Problem: Of all the lines in the records below, copy only those that contain the string "title".
□ □ □
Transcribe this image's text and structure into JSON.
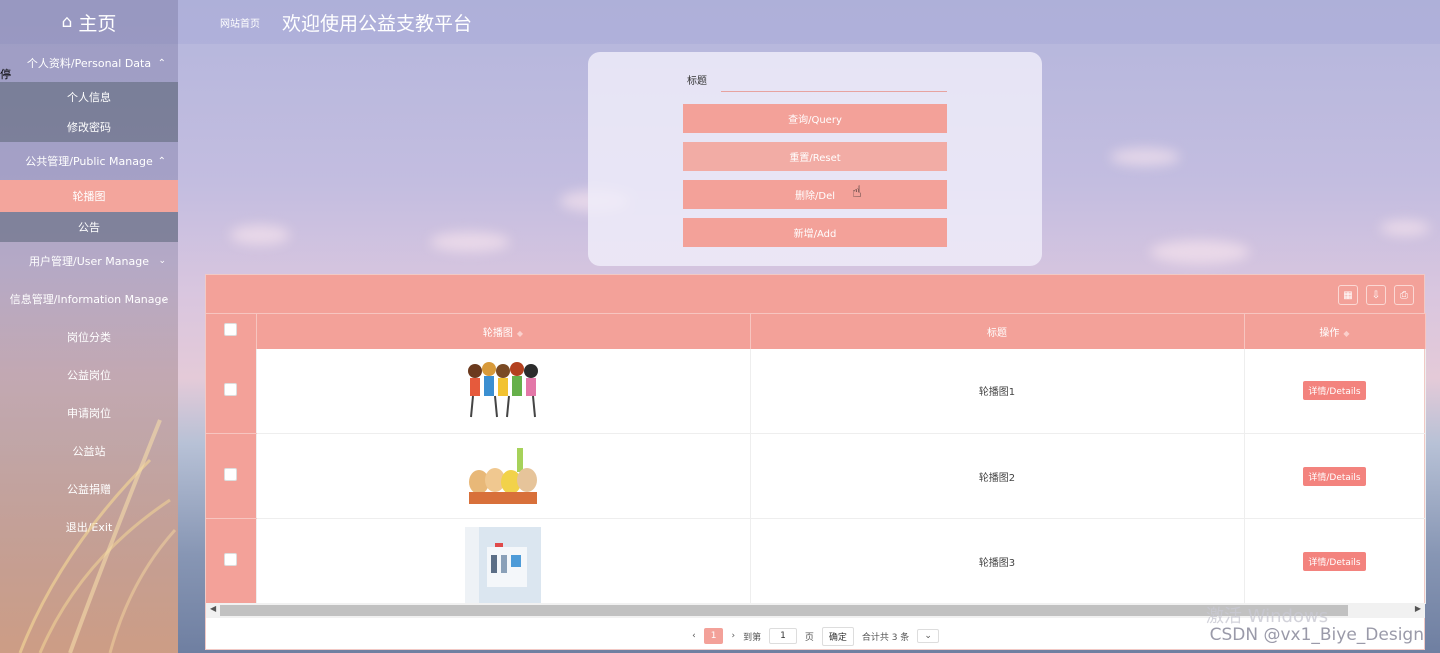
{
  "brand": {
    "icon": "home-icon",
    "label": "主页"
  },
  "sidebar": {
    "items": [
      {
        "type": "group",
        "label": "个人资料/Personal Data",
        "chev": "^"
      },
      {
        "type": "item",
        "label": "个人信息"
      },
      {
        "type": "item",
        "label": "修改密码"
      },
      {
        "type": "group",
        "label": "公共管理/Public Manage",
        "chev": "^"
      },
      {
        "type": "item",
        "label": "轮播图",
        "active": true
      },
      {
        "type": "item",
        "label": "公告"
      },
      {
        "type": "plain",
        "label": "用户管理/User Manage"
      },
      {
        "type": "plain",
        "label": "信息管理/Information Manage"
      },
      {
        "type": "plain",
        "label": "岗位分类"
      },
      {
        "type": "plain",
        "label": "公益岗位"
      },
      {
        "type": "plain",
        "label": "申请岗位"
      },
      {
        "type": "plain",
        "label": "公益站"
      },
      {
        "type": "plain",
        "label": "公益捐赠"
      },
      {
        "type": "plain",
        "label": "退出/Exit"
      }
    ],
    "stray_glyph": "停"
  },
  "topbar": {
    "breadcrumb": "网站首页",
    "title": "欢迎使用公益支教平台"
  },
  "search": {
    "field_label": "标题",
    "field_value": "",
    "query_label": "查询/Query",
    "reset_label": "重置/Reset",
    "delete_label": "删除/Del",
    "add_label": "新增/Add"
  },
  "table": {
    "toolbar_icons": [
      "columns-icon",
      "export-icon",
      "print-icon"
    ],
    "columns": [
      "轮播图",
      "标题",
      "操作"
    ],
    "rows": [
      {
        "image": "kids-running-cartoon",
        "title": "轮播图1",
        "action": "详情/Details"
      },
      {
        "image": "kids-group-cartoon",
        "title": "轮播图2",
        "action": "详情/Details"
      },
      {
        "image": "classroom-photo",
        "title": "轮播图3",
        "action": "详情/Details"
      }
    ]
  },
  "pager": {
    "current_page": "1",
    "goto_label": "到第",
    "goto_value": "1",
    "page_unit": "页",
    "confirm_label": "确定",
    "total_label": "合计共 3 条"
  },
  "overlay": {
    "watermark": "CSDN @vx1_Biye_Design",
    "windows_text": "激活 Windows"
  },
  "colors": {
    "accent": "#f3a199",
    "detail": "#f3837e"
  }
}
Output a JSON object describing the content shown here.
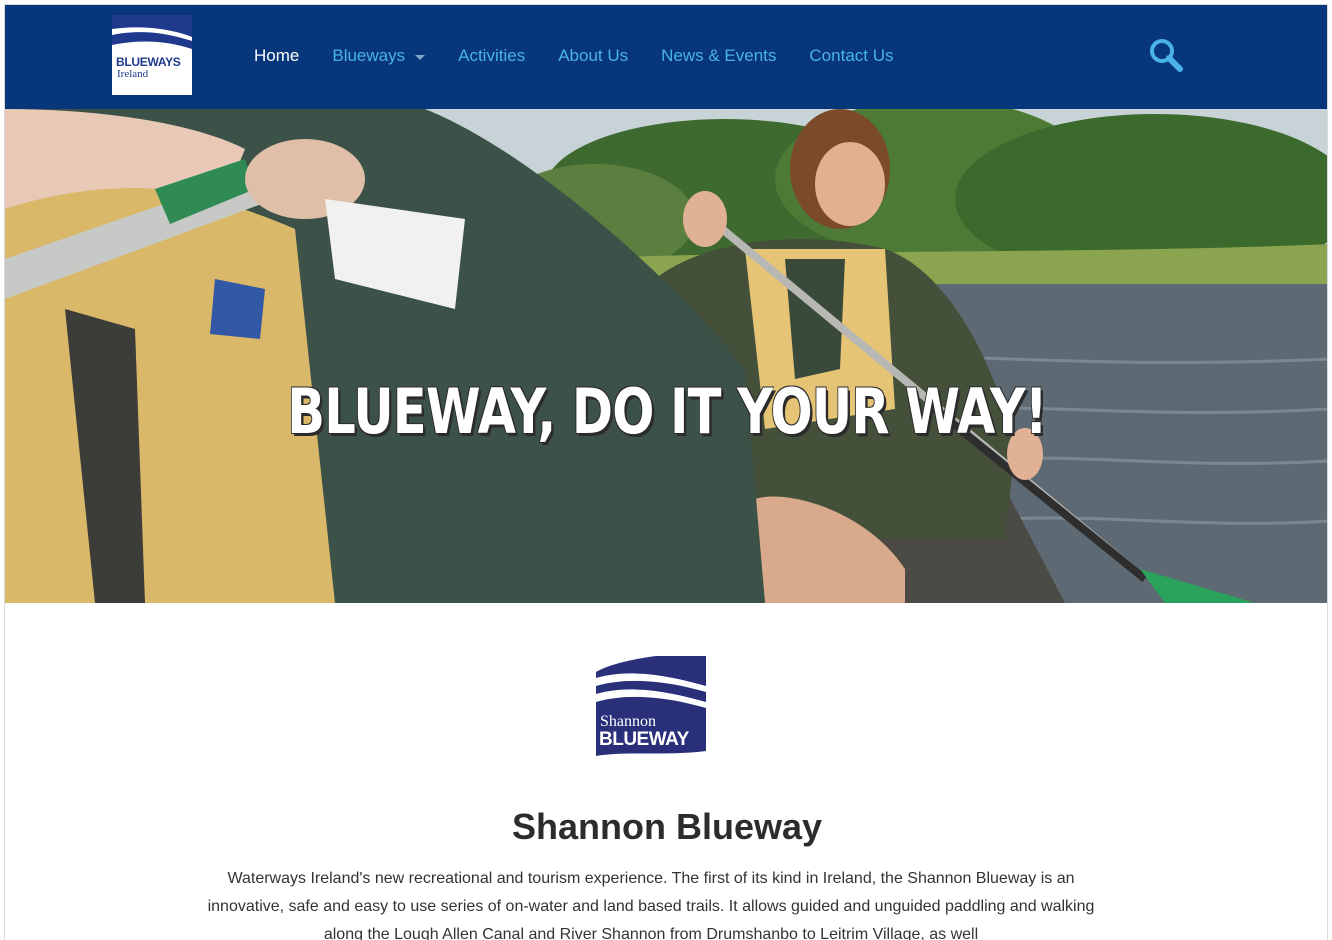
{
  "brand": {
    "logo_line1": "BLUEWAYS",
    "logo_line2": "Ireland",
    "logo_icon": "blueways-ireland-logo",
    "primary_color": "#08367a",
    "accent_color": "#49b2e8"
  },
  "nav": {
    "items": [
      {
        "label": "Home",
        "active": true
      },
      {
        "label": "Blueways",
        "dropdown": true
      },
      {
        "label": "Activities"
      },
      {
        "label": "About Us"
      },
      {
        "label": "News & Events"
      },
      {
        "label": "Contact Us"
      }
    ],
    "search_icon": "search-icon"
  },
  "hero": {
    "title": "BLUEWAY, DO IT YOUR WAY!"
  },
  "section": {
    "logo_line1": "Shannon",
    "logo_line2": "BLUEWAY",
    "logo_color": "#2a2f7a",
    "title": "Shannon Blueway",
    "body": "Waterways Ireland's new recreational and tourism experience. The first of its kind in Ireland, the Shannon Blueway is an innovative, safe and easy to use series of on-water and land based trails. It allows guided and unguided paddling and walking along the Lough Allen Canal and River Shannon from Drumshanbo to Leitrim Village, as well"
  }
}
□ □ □
Response to the exercise:
    "title": "欢迎使用公益支教平台"
        "title": "轮播图1",
        "title": "轮播图2",
        "title": "轮播图3",
    "title": "BLUEWAY, DO IT YOUR WAY!"
    "title": "Shannon Blueway",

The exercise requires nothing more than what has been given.